I have my own business giving women a safe space to sort out the money side of their business so I understand what it’s like to set up a business, because I’ve been there too.
I have a blog, I’m into health and because I have clients who have financially successful blogs, I know the inside track on how to turn your blog into a business without a ton of stress (and that’s what health is all about, right?).
Just to be clear, when I say ‘turn your blog into a business’ and ‘start freelancing’ I mean the money side: paying yourself, expenses, not going broke, feeling confident about numbers, your legal structure, understanding what you need to know and self-care about your biz finances.
For marketing, content and click-through rates, you need to check the Introduction to the Business of Influence course.

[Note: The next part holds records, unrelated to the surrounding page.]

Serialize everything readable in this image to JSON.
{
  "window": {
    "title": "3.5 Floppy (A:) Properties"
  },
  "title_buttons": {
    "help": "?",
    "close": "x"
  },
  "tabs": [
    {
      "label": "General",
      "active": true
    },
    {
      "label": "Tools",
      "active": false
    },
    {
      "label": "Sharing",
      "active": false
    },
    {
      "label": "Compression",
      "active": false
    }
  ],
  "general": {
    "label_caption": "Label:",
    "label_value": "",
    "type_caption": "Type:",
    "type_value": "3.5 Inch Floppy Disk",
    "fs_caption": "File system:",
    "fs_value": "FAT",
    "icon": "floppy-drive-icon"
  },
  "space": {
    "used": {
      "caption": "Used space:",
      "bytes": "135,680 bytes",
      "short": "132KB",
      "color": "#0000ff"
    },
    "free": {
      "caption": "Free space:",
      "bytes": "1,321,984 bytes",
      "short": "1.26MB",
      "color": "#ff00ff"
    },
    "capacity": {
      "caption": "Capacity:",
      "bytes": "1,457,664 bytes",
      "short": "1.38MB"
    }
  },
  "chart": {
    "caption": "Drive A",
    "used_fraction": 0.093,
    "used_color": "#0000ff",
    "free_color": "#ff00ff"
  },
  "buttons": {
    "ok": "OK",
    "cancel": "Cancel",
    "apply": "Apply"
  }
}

How To Set Up As A Business
Once you’ve decided whether you want to start as a sole trader or a limited company, it’s time to keep track of your blog income and expenses (costs). You need a system for this so it becomes easy and routine.
It’s the same as you already do with your social media posting. The hard way is to rush around doing it all last minute. The easy way is to have a content planner and use as much routine and automation as you can so you can focus on interaction when needed and in a meaningful way. (And yes, often we do both, me included).
Ask what works for other health bloggers or work with your coach, accountant or a professional like me to create a system you love that is easy for you to keep up to date.
You need a bank account. How Do I Choose A Business Bank Account?
If you’ve decided on a limited company, you need a business bank account. If you’ve decided on sole trader, ideally you want a business bank account but many don’t to begin with. It’s also a good idea to have a separate business Paypal account.
If you want to offer freelance services, you’ll need to have an invoice. In fact, sending an invoice means you have a business as only businesses can use them.
A limited company invoice can be as simple as a sole trader invoice. You need to add some legally required extras such as your registered address, but they aren’t much different. No need to overthink this one. Don’t forget your contact details and bank details!
Paying yourself is such a lovely phrase, isn’t it?
Money for nut butter. How to pay yourself when you start freelancing is one of the biggest blocks to making the leap.
Paying yourself as a sole trader
If you decide to be a sole trader, you take money when you want to. That’s it.
Paying yourself as a limited company
If you decide to have a limited company, you can’t take money when you want to. You take money from your company by paying yourself a salary or dividends. There are rules to both of these and you must stick to them.
None of this is a problem if a limited company is the right decision for you – it’s just different and you need to manage your personal money differently to what you may have been used to and you can get help with how to do that.
Turning your blog into a business can feel daunting when you realise how much you don’t know.
Take it one step at a time, like you did with your blogging. Celebrate every time you take a big step like registering your business, asking for help, or paying your first tax bill from your blogging earnings.
Like your physical and emotional health, your blog needs good financial health and part of that is paying attention to the back end like money and numbers, legal structures and tax returns. Then reward yourself with an extra spoon of your favourite artisan organic nut butter.
Note: Most of the info here is UK specific but the principles work worldwide so check with your local professional for the differences you need to know about.